Kaspersky Lab is set to publish a report Monday on its investigation into what could be the biggest bank theft ever. Benjamin Howell/Getty Images

A group of cybercriminals used malicious software to steal at least $300 million from banks and other financial institutions around the world, which could prove to be one of the biggest bank thefts ever, according a report Saturday in The New York Times.

Kaspersky Lab, a Russia-based cybersecurity firm that investigated the string of thefts, is set to publish a report Monday on its findings. The Times got an advance copy.

According to the Times, Kaspersky found that the hackers hit more than 100 institutions in 30 countries, dating back to 2013. The thefts could add up to a lot more than $300 million -- the amount Kaspersky has evidence of -- maybe three times that, the firm said. And the attacks may still be happening.
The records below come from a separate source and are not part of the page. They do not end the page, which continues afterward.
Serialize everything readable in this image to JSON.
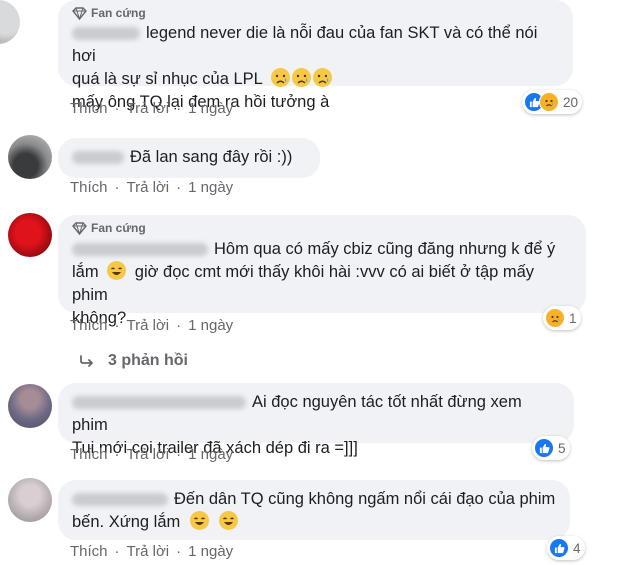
{
  "labels": {
    "badge": "Fan cứng",
    "like": "Thích",
    "reply": "Trả lời",
    "dot": "·"
  },
  "comments": [
    {
      "badge": true,
      "lines": [
        "legend never die là nỗi đau của fan SKT và có thể nói hơi",
        "quá là sự sỉ nhục của LPL",
        "mấy ông TQ lại đem ra hồi tưởng à"
      ],
      "time": "1 ngày",
      "reactions": [
        "like",
        "sad"
      ],
      "reaction_count": "20"
    },
    {
      "badge": false,
      "lines": [
        "Đã lan sang đây rồi :))"
      ],
      "time": "1 ngày",
      "reactions": [],
      "reaction_count": ""
    },
    {
      "badge": true,
      "lines": [
        "Hôm qua có mấy cbiz cũng đăng nhưng k để ý",
        "lắm",
        "giờ đọc cmt mới thấy khôi hài :vvv có ai biết ở tập mấy phim",
        "không?"
      ],
      "time": "1 ngày",
      "reactions": [
        "sad"
      ],
      "reaction_count": "1",
      "replies": "3 phản hồi"
    },
    {
      "badge": false,
      "lines": [
        "Ai đọc nguyên tác tốt nhất đừng xem phim",
        "Tui mới coi trailer đã xách dép đi ra =]]]"
      ],
      "time": "1 ngày",
      "reactions": [
        "like"
      ],
      "reaction_count": "5"
    },
    {
      "badge": false,
      "lines": [
        "Đến dân TQ cũng không ngấm nổi cái đạo của phim",
        "bến. Xứng lắm"
      ],
      "time": "1 ngày",
      "reactions": [
        "like"
      ],
      "reaction_count": "4"
    }
  ],
  "colors": {
    "bubble": "#f0f2f5",
    "secondary_text": "#65676b",
    "like_blue": "#1877f2",
    "sad_yellow": "#f7b125"
  }
}
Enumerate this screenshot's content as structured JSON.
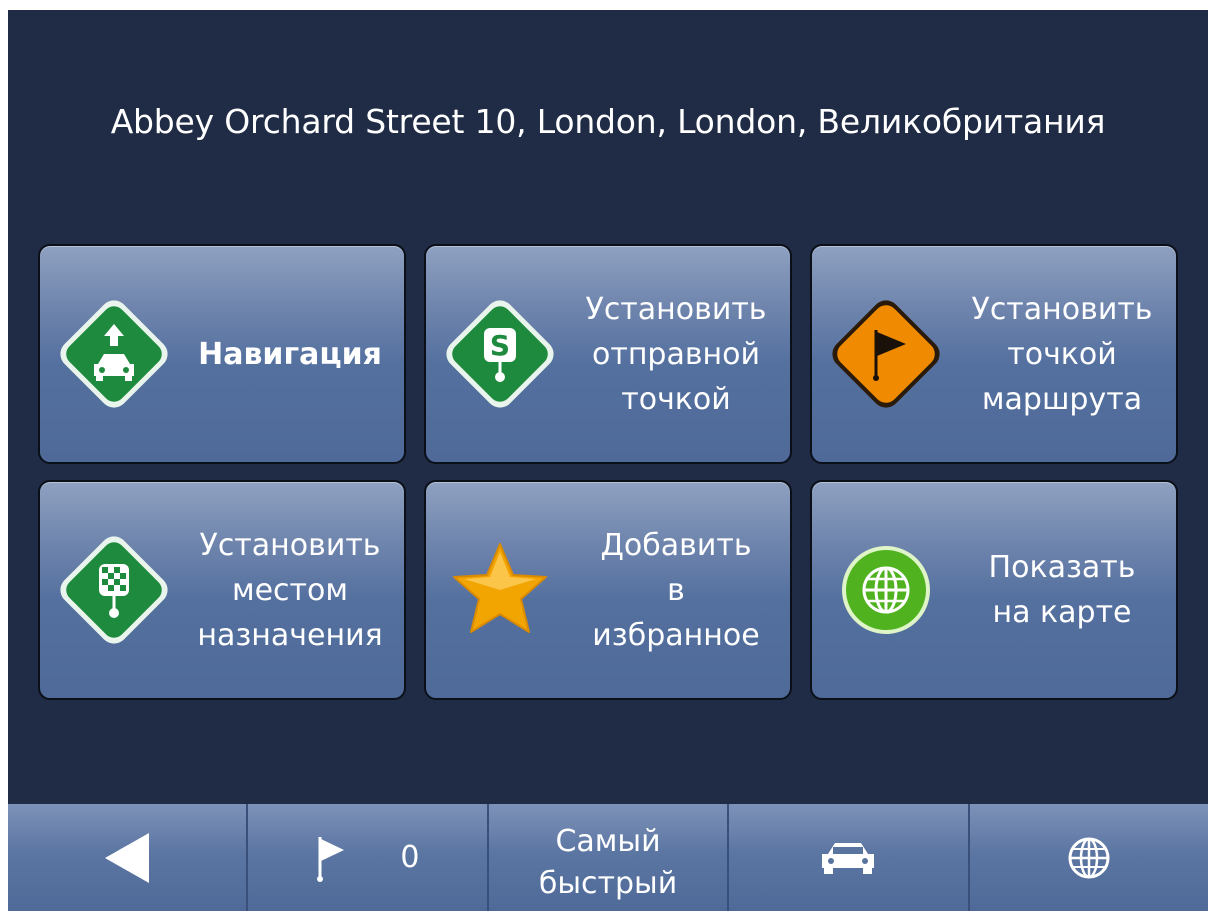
{
  "address": "Abbey Orchard Street 10, London, London, Великобритания",
  "tiles": [
    {
      "icon": "navigation-car-arrow-icon",
      "lines": [
        "Навигация"
      ]
    },
    {
      "icon": "start-point-s-icon",
      "lines": [
        "Установить",
        "отправной",
        "точкой"
      ]
    },
    {
      "icon": "waypoint-flag-icon",
      "lines": [
        "Установить",
        "точкой",
        "маршрута"
      ]
    },
    {
      "icon": "destination-checkered-icon",
      "lines": [
        "Установить",
        "местом",
        "назначения"
      ]
    },
    {
      "icon": "favorite-star-icon",
      "lines": [
        "Добавить",
        "в",
        "избранное"
      ]
    },
    {
      "icon": "globe-map-icon",
      "lines": [
        "Показать",
        "на карте"
      ]
    }
  ],
  "bottom_bar": {
    "back_icon": "back-arrow-icon",
    "waypoints_icon": "flag-icon",
    "waypoints_count": "0",
    "route_mode_line1": "Самый",
    "route_mode_line2": "быстрый",
    "vehicle_icon": "car-icon",
    "map_icon": "globe-icon"
  },
  "colors": {
    "background": "#202b46",
    "green_icon": "#1e8a3e",
    "orange_icon": "#f08a00",
    "star": "#f7b500"
  }
}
Chris Doggett, managing director of the Kaspersky Lab North America market, told the Times: "This is likely the most sophisticated attack the world has seen to date in terms of the tactics and methods that cybercriminals have used to remain covert."

The hackers have been dubbed the "Carbanak cybergang" because of the name of the malware they used. Most of the banks that were hit are in Russia, but also on the list are ones in Japan, Europe and the United States. Kaspersky could not release the names of the banks because of nondisclosure agreements, the Times said.

Kaspersky Lab didn't immediately respond to a request for comment.

So just how did the hackers carry out the string of thefts? The Times report said they broke in to the banks' computer systems by first sending infected emails to employees, some of whom then clicked on links and unknowingly downloaded malicious software. Once they had access, the hackers set out to find employees who were in charge of cash transfer systems or ATMs. Next they installed a remote access tool, or RAT, enabling them to take screenshots or video of those employees' screens and study what they did, the Times said. The cybercrimals were then able to remotely direct ATMs to dispense money or transfer money to fake accounts.

The White House and FBI have been briefed on Kaspersky Lab's findings, and Interpol is coordinating an investigation, the Times said.

The news is timely. On Friday, the White House held a cybersecurity summit at Stanford University, where President Barack Obama outlined plans for private companies and the government to share information to thwart cyberattacks.

Update, 2:54 p.m. PT: Adds info on how the hackers reportedly pulled off their scheme.